Our favorite student slum has finally found a way to stay one step ahead of the landlords, who make a killing off of people willing to pay whatever it takes to be able to walk to campus. Isla Vista residents have long been at the mercy of landlords who know they can charge nearly anything for any room and find a willing spender to sign the lease.
Now, thanks to UCSB Senior James McGuire, residents have a way to organize. Last year, McGuire launched ivliving.com, a Web site that allows tenants to post reviews, warnings, or praises of good and bad landlords. After all, if ratemyprofessors.com can tell students what classes to take, and rottentomatoes.com tells them what films to see, ivliving.com fills another void of information by creating reputations among landlords that aim to affect business.

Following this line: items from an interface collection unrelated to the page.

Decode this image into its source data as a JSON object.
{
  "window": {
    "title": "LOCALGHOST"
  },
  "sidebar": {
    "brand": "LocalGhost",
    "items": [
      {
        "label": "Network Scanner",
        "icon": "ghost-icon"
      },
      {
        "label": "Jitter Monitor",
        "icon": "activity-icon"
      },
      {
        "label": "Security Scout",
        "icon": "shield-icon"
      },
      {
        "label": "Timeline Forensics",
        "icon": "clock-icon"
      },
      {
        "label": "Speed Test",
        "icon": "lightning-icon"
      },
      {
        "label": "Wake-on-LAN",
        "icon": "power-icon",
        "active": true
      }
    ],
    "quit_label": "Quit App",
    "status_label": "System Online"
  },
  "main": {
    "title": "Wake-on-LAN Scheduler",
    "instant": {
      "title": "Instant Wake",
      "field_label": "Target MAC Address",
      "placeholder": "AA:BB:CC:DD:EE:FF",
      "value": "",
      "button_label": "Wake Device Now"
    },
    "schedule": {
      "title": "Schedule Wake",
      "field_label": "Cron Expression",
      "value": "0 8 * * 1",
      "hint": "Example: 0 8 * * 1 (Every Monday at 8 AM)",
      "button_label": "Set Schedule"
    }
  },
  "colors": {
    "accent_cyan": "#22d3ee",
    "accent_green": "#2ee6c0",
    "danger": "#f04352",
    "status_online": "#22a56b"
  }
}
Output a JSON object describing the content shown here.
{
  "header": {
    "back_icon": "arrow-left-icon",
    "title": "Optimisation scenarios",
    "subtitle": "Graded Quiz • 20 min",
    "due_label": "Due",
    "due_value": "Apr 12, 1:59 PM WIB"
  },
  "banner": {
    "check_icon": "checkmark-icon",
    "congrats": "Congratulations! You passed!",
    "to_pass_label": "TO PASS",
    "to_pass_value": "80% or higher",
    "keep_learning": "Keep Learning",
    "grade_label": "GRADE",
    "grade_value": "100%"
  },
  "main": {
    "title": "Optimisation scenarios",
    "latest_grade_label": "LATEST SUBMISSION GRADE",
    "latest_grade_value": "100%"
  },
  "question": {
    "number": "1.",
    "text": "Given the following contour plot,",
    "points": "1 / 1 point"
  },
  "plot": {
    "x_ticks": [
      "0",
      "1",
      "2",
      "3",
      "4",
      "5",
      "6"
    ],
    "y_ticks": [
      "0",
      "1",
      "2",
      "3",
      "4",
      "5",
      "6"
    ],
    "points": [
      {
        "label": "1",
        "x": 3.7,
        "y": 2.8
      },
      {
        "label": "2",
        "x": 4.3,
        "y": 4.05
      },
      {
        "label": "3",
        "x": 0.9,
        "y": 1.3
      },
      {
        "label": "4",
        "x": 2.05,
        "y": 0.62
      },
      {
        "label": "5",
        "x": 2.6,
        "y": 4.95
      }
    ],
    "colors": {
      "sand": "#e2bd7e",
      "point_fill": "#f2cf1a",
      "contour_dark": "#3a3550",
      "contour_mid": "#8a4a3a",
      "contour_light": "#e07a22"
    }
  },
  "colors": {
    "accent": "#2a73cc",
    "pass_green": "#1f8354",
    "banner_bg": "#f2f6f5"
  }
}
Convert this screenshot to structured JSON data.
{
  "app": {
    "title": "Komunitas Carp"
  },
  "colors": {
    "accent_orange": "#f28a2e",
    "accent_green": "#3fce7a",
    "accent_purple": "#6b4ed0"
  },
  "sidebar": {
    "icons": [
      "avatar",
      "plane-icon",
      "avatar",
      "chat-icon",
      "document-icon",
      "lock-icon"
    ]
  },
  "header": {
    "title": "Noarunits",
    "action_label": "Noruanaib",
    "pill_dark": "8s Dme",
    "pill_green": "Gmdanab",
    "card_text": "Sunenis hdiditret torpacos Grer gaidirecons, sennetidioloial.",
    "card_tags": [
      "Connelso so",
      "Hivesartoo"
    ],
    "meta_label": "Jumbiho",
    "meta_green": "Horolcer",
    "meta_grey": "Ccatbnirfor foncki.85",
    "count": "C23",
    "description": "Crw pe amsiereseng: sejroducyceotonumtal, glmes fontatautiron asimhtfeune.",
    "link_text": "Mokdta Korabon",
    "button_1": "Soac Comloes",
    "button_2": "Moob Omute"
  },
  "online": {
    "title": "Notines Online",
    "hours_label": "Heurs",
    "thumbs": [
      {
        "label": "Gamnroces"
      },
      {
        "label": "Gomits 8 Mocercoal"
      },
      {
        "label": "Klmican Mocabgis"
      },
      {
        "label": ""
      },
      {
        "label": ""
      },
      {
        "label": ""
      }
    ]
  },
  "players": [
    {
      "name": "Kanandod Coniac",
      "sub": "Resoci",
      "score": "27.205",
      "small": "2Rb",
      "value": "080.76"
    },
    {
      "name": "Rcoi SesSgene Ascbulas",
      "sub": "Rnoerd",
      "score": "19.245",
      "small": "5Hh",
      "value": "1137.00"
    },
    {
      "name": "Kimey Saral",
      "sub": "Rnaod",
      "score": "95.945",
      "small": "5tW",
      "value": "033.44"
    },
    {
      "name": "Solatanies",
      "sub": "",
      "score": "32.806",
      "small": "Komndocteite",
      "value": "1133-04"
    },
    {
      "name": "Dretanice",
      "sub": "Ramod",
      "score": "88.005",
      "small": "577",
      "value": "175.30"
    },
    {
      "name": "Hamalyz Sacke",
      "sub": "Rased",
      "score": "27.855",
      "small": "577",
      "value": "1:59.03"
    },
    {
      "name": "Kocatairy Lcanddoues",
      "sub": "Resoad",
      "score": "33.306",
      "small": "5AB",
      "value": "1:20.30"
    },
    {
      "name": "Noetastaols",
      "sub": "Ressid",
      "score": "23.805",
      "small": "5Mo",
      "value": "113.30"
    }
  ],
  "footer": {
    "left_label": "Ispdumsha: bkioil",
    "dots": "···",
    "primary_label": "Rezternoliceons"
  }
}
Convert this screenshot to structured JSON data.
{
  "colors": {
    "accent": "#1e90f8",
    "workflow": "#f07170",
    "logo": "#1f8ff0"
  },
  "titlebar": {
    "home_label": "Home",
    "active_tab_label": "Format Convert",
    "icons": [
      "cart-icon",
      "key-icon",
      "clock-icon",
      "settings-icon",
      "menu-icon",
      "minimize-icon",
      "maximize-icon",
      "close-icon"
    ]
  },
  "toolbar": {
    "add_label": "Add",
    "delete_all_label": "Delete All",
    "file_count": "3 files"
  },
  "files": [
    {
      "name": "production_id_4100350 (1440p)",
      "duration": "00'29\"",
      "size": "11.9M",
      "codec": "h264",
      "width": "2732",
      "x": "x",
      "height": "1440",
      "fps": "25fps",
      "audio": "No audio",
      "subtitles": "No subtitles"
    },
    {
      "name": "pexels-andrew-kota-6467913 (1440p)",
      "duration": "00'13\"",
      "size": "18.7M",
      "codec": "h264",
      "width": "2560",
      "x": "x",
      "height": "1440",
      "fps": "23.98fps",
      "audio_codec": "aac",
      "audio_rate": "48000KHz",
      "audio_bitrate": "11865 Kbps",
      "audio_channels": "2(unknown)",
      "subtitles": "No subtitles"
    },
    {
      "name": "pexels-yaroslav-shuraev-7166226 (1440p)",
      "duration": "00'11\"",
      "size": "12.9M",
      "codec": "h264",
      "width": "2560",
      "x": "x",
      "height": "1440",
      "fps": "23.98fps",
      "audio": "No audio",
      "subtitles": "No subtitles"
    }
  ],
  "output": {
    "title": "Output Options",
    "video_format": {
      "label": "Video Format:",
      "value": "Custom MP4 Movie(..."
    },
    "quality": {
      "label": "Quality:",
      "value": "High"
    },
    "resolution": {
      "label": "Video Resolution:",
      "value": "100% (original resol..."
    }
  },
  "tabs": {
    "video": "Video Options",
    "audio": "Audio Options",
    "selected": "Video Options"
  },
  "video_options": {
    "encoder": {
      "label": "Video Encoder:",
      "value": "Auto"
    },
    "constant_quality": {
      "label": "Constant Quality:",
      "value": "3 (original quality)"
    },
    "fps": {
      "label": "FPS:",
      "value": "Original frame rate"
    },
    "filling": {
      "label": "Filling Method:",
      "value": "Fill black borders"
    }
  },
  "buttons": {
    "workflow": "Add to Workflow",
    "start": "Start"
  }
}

“There are some great landlords,” said McGuire, making assurances that the site is not just a sounding board for angry, overpaying students. “You can see them on our site.” There are also, however, some inarguably not-so-great landlords according to I.V. residents. McGuire does not hope that his site will create boycotts of these negligent property managers, but rather inspire the management side of renting in I.V. to clean up its act. “If enough people are hesitant to rent from a bad landlord,” he says, “they will have to change their ways to make money.”
McGuire was inspired to create the site in the wake of a bad experience with a less-than-professional landlord who made him realize that some were “taking advantage of students living on their own in I.V. for the first time.” If all goes well, ivliving.com will force responsibility onto lessors, and provide an opportunity for bad policies to catch up with their creators.
The response has already been very positive, McGuire said. Parents in particular are thankful for the site, and happy that their money will hopefully now be spent on higher quality housing. The advertising for the site has been largely word of mouth. Anyone can post a review, and reviews are filtered for profanity and monitored to discourage purely abusive articles.
If all goes well, McGuire hopes that the site will provide a way for students to help each other out. The senior computer science major is happy to have created something that he hopes will strengthen the I.V. community.